Indian Meal Moth Adult,K.Gray Collection,

Indian meal moth larva,

Every now and then a couple of moths make an appearance in my kitchen or dining room. Beyond being a minor nuisance, they are a signal I have eggs, larva and pupa in some food product nearby. These moths are called pantry pests, specifically, Indian Meal Moths. Their Latin name is Plodia interpunctella. They feed on and infest grain products such as flour, oatmeal, cornmeal and just about any cereal. They are also known to eat dried fruit, chocolate, herbs and seeds. Insects are usually brought into the home unnoticed in food products from the grocery store and might occasionally fly in from an outside food source. Some unusual hiding and egg laying places have been reported to the UConn Home and Garden Education Center. The crumb tray of the toaster, the intake vents of stand mixers, in the pot holder drawer feeding on crumbs, in stored seeds for the vegetable garden and in the bottom of the holiday nut bowl are all additional sites of egg laying. Dry pet food and bird seed can contain Indian Meal Moths.

The lifecycle of Indian Meal Moth has four stages. The adult female moth will lay 60 to 300 eggs in or near a food source. The egg hatches into a larva within 2 to 14 days, then begins feeding for a varying number of days, depending on temperature and humidity.
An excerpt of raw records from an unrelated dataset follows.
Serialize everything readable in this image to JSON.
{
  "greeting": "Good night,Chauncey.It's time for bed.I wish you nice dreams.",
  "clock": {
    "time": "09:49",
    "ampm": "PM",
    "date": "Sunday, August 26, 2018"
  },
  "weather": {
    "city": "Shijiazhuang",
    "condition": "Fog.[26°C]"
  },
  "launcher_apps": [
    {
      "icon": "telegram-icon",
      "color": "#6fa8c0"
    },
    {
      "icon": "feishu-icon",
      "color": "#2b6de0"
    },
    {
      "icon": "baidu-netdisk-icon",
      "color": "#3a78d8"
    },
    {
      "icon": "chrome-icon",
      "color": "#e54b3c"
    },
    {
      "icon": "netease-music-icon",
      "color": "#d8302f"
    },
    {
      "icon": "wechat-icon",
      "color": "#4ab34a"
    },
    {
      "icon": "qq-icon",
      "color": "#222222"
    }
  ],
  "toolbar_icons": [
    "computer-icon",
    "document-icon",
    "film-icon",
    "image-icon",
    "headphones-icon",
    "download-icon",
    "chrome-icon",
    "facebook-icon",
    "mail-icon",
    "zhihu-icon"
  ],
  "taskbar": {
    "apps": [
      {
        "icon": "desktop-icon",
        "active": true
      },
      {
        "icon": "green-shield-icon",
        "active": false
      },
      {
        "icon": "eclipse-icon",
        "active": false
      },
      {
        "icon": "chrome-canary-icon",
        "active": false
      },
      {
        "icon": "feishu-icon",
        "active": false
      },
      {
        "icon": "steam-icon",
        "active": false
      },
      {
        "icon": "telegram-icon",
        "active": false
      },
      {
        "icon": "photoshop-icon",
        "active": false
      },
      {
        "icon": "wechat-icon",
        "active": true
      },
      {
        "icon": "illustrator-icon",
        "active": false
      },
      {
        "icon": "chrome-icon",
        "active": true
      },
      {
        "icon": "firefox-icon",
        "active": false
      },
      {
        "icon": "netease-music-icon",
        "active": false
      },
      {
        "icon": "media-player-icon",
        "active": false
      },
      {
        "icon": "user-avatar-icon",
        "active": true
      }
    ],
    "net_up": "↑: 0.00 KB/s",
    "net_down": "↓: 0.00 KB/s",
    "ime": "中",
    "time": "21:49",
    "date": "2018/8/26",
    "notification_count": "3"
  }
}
They then pupate during which they develop into a moth, emerge to fly around our kitchens, mate and repeat the cycle. Moths sometimes lay eggs on textured ceilings and at the corners where the wall meets the ceiling and on the underside of the cabinet shelves.

Signs they larvae are present in dry-stored foods are webbing and frass clumping food bits together and hanging from the top or sides of containers. In the case of the toaster tray, all of the crumbs were not loose but matted together in one lump. Adults and larva can chew through cardboard and plastic bags. It is best to store even unopened packages in hard sided plastic or glass containers. That way, even if you bring the insects in from the grocery store, they will be contained in the hard container.

Control measures include vacuuming and cleaning cabinets, examining food for any insect presence and removing. Soap and water will kill all stages of life of these soft bodied insects. Pesticides are not needed and not recommended indoors, especially around food. Keep cabinets clean, wipe up spilled food promptly and good sanitation practices will eliminate any food sources for any moths you might have missed. Placing suspected infested food containers in the freezer will kill the insects. The insects are not vectors of any human disease and will not harmful if eaten, but a little gross!

-Carol Quish